It has attracted substantial interest and support from patients, other foundations, and a host of international researchers who are already affiliated with it. It is the first Institute of its kind in the world.
Meanwhile, Andrea Whittemore is better but still not well. Ampligen has given her a glimpse of what's possible - she is now able to work part-time. But her dreams of independence, family and a career still take a back seat to this disease. Annette Whittemore is hoping to see her daughter well again, and is fighting for her and so many others with this disease.
As for Annette Whittemore, she couldn't be more excited. Now the director of the Institute and its chief fundraiser, she is fully committed, interspersing trips to Washington, DC, and to overseas conferences with her work in Reno. And despite her family's efforts to sometimes slow her down, she says “I can't imagine doing anything else."

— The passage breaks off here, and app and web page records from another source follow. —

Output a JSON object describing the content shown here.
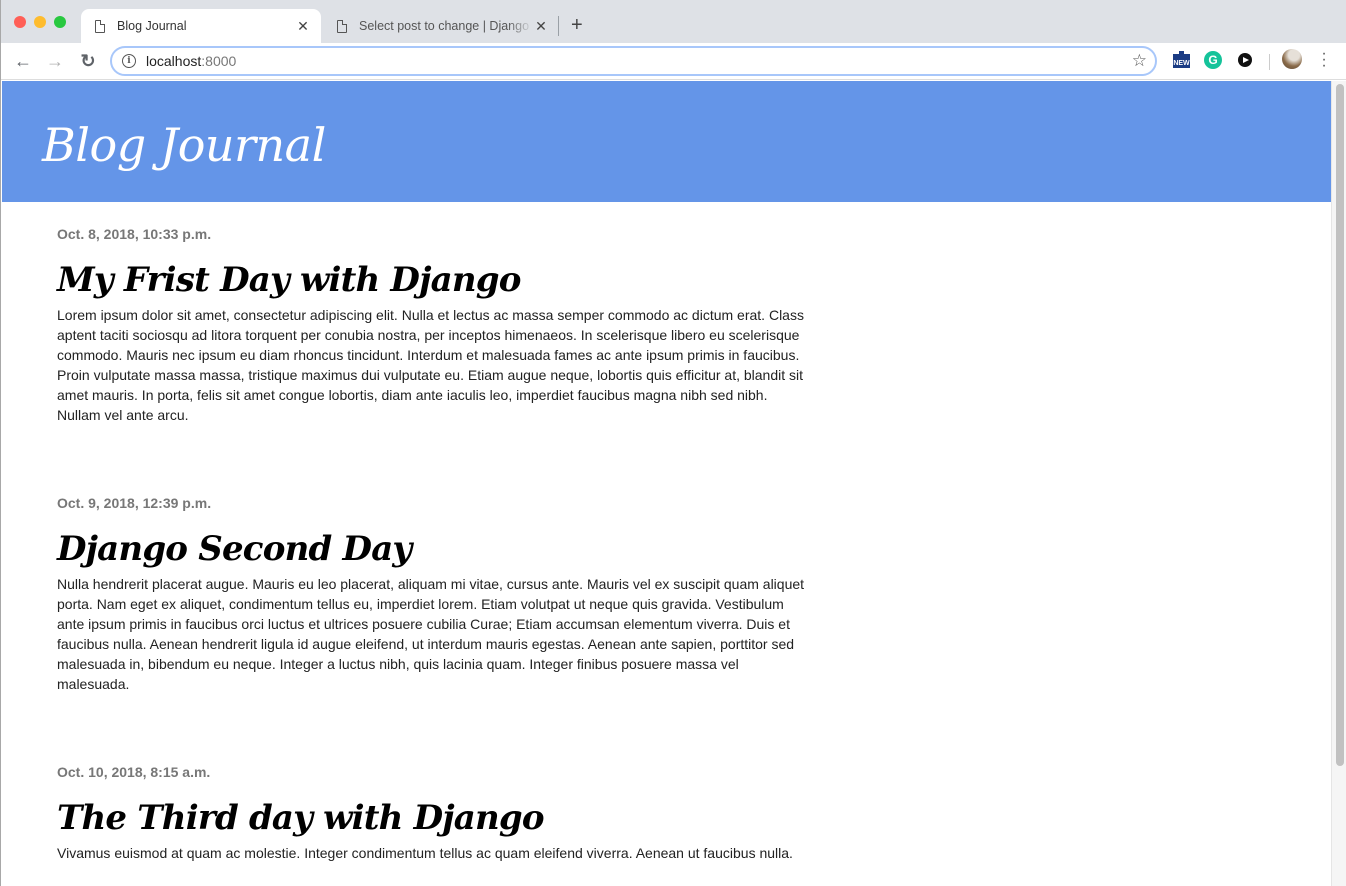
{
  "browser": {
    "tabs": [
      {
        "title": "Blog Journal",
        "active": true
      },
      {
        "title": "Select post to change | Django site admin",
        "active": false
      }
    ],
    "new_tab_label": "+",
    "close_glyph": "✕",
    "url_host": "localhost",
    "url_port": ":8000",
    "info_glyph": "i",
    "star_glyph": "☆",
    "back_glyph": "←",
    "forward_glyph": "→",
    "reload_glyph": "↻",
    "extensions": [
      {
        "name": "news-extension",
        "label": "NEW"
      },
      {
        "name": "grammarly-extension",
        "label": "G"
      },
      {
        "name": "media-extension",
        "label": ""
      }
    ],
    "menu_glyph": "⋮",
    "traffic_light_colors": [
      "#ff5f57",
      "#febc2e",
      "#28c840"
    ]
  },
  "site": {
    "title": "Blog Journal",
    "header_color": "#6495e8"
  },
  "posts": [
    {
      "date": "Oct. 8, 2018, 10:33 p.m.",
      "title": "My Frist Day with Django",
      "body": "Lorem ipsum dolor sit amet, consectetur adipiscing elit. Nulla et lectus ac massa semper commodo ac dictum erat. Class aptent taciti sociosqu ad litora torquent per conubia nostra, per inceptos himenaeos. In scelerisque libero eu scelerisque commodo. Mauris nec ipsum eu diam rhoncus tincidunt. Interdum et malesuada fames ac ante ipsum primis in faucibus. Proin vulputate massa massa, tristique maximus dui vulputate eu. Etiam augue neque, lobortis quis efficitur at, blandit sit amet mauris. In porta, felis sit amet congue lobortis, diam ante iaculis leo, imperdiet faucibus magna nibh sed nibh. Nullam vel ante arcu."
    },
    {
      "date": "Oct. 9, 2018, 12:39 p.m.",
      "title": "Django Second Day",
      "body": "Nulla hendrerit placerat augue. Mauris eu leo placerat, aliquam mi vitae, cursus ante. Mauris vel ex suscipit quam aliquet porta. Nam eget ex aliquet, condimentum tellus eu, imperdiet lorem. Etiam volutpat ut neque quis gravida. Vestibulum ante ipsum primis in faucibus orci luctus et ultrices posuere cubilia Curae; Etiam accumsan elementum viverra. Duis et faucibus nulla. Aenean hendrerit ligula id augue eleifend, ut interdum mauris egestas. Aenean ante sapien, porttitor sed malesuada in, bibendum eu neque. Integer a luctus nibh, quis lacinia quam. Integer finibus posuere massa vel malesuada."
    },
    {
      "date": "Oct. 10, 2018, 8:15 a.m.",
      "title": "The Third day with Django",
      "body": "Vivamus euismod at quam ac molestie. Integer condimentum tellus ac quam eleifend viverra. Aenean ut faucibus nulla."
    }
  ]
}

"This project is central to our finding ways to greatly impact the lives of those who suffer from neuroimmune diseases," she states, and her dreams for the Institute include finding a cure, coming up with treatments, and ways to prevent it.
The Tragically Harmful Name
Annette is clear that part of the fight for ME/CFS patients involves coming up with a better name. "The name ‘chronic fatigue syndrome’ is incredibly harmful to all of those who suffer from this debilitating disease…and tragically misleads their families, communities, and doctors into believing it is benign,” she emphasizes.
“The more we learn about this disease spectrum, the more I realize that a name can mean the difference between solving a significant public health threat and watching as millions more become victims to these life-long illnesses. ME or Myalgic Encephalomyelitis is the correct name for the illness that my daughter has had for over 18 years. It is devastating to our family and to all those who love her. Calling it CFS or anything else doesn't lessen the impact of the disease, it only keeps the world from knowing the truth.
“We believe that by bringing committed scientists, physicians, and advocates together, we will find that truth, sooner rather than later."
*Cort Johnson, a noted research reporter, is founder of the website Phoenix Rising: A Guide to ME/CFS (http://www.phoenix-cfs.org) and publisher of the bi-monthly Phoenix Rising Newsletter.